§ **Task statement**
Report how many lines below contain the word "this". Give only the number.

§ **Input data**
----

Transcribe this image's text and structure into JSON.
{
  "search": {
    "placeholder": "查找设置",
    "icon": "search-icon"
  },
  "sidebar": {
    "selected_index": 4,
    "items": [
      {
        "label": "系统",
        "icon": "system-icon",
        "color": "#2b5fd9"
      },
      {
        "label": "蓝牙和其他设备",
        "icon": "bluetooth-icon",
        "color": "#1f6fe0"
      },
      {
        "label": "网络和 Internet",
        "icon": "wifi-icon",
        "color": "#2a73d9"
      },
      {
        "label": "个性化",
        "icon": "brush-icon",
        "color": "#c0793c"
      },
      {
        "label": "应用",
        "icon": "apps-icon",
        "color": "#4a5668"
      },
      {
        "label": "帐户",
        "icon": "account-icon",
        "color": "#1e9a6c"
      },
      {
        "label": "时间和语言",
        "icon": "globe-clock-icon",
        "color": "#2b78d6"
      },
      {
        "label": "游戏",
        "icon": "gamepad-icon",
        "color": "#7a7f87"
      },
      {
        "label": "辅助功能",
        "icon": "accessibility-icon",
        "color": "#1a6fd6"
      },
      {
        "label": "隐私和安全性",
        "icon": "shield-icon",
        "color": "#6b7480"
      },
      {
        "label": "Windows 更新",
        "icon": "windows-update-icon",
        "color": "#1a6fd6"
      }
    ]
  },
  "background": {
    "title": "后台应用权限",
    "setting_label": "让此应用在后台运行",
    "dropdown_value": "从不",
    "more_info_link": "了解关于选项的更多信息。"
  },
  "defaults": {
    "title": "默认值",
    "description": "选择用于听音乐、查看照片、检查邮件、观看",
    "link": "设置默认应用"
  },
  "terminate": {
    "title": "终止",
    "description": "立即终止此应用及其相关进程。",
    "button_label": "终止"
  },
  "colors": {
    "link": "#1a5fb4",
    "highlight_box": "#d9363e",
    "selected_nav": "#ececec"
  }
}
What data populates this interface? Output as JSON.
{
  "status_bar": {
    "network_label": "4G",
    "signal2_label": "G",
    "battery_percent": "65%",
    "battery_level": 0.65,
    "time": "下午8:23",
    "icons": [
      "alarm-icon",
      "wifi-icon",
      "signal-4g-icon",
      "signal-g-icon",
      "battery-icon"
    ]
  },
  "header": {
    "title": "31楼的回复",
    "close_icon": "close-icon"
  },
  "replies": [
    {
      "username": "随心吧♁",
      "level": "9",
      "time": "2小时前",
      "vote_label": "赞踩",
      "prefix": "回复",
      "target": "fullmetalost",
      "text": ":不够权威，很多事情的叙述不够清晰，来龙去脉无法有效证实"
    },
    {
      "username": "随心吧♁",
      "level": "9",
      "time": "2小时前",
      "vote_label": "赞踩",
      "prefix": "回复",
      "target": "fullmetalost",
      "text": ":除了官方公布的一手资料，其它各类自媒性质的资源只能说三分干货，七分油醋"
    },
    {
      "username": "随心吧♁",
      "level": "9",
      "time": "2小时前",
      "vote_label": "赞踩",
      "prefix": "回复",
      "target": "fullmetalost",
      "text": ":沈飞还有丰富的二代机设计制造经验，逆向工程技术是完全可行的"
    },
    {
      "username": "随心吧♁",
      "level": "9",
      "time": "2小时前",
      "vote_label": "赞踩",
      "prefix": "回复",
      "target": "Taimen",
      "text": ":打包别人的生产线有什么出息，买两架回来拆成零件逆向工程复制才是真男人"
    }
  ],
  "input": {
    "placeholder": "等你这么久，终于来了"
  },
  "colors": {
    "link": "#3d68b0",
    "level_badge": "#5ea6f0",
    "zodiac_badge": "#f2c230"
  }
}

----

§ **Exercise output**
2